Cody Wood 8, is one of several fans who sat in front of computers in Suite 229… (Lawrence K. Ho / Los Angeles…)
With the Dodgers in last place and their stadium half empty on most nights, their season is starting to border on pointlessness.
But Tuesday night, several fans sat in front of computers in Suite 229 at Dodger Stadium with a heightened sense of purpose: to vote Andre Ethier into the All-Star game.
Ethier is one of five National League players who are part of Major League Baseball's Final Vote, in which fans cast ballots at mlb.com to determine who gets the last spot on the All-Star roster.
The Dodgers used Twitter to recruit voters, offering the first eight fans to respond a chance to spend the game Tuesday in a suite clicking away on Ethier's behalf. Each fan was permitted to take a guest.
Standing in the back of the suite, team spokesman Josh Rawitch recalled how he and his brother spent the summer days of their youth at Dodger Stadium punching paper ballots.
"This is the 21st century version of that," he said.
One of the voters, Elia Carrillo of East Los Angeles, said she wanted Ethier to play an All-Star game in his hometown of Phoenix.
"We need to send him home," Carrillo said.
Carrillo's 16-year-old niece, Melissa Carrillo, said she was unaware that paper ballots were ever used.
"Really?" she asked her aunt.
Others in the suite used a shortcut. Andrew Chane and his son, Matthew, used their iPhones to cast votes. By casting ballots via text message — fans can vote for Ethier by texting N1 to 89269 — they could bypass mlb.com's time-consuming security mechanism.
"We probably voted at least 200-300 times already," Andrew Chane said around the time of first pitch.
Rawitch spoke of the Dodgers' increased online presence, pointing to how they are increasingly relying on social media platforms such as Twitter and Facebook to spread word of their ticket promotions.
(In their latest offer, the Dodgers are selling $5 reserve-level seats for Ethier's bobblehead night Thursday.)
The Dodgers reached out to actress Alyssa Milano, one of their season-ticket holders, asking her to post a message on her Twitter account in support of Ethier. Milano has more than 1.7 million followers. Her message was copied by Major League Baseball's official account, which has 1.3 million followers.

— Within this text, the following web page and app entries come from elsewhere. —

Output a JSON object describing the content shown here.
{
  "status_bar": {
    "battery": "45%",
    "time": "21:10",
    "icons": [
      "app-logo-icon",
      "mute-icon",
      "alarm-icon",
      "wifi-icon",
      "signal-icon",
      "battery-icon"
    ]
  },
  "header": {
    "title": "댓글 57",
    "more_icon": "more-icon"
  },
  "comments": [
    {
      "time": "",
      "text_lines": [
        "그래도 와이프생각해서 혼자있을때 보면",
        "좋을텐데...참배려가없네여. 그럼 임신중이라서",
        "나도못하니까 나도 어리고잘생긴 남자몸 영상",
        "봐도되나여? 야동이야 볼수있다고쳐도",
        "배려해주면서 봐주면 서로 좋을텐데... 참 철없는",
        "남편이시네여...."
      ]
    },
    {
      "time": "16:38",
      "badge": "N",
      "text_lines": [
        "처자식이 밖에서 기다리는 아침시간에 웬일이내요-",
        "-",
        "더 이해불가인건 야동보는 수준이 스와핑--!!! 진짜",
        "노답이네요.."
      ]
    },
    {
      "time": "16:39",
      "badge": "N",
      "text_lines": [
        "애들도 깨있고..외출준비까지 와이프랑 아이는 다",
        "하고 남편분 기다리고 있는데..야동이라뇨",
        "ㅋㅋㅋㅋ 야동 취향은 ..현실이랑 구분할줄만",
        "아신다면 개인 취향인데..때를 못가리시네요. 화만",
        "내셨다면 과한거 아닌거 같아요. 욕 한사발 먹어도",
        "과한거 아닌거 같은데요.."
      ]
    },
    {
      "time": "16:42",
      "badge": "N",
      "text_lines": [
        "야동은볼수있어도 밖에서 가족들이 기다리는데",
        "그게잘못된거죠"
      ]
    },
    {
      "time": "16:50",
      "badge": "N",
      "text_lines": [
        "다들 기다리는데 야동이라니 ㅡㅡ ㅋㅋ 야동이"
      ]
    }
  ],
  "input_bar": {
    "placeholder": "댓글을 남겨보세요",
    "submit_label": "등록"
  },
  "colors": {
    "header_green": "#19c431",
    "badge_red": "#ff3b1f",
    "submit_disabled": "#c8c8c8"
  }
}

The team also teamed with the Chicago White Sox in a cross-promotional effort to get their players selected. The White Sox, with whom the Dodgers share a spring-training facility in Arizona, have Paul Konerko on the American League Final Vote ballot.
Like Ethier, Konerko grew up in Arizona.
Ethier filmed a short video segment telling fans to vote for Konerko and Konerko did the same for him. The videos were posted on their teams' official websites and shown in their home parks.
The Dodgers and White Sox aren't alone. The Detroit Tigers and Philadelphia Phillies, for example, launched a Victor/Victorino campaign on behalf of Tigers catcher Victor Martinez and Phillies outfielder Shane Victorino.
Victorino is the leader for the NL Final Vote, which concludes at 1 p.m. on Thursday.
Victorino received the backing of Shaquille O'Neal, who has four-million-plus Twitter followers.
In a suite near the voters, Roberto Baly was complaining about O'Neal's endorsement.
But asked if he would rather be supported by O'Neal or Milano, Baly smiled and replied, "Alyssa."
Baly was one of 16 bloggers the Dodgers were hosting as part of an online-outreach initiative.
While in the suite, the bloggers received a call from Ethier, who asked for their support.
Most of the bloggers said they were indifferent about All-Star balloting, but Baly wasn't one of them. Baly, who runs the site vinscullyismyhomeboy.com, said he has spent 10 hours in recent days casting some 2,000 votes for Ethier.
Ethier said he was grateful for the support.
"It's a great chance for our fans to show they still support this team with all the distractions, on and off the field," said Ethier, who sat out the game because of a fever. "It's not just off-the-field ones. The way we've been playing too hasn't made people run to buy tickets to watch us play. "After not showing up to the ballpark, hopefully, they can sit at home and punch up all night."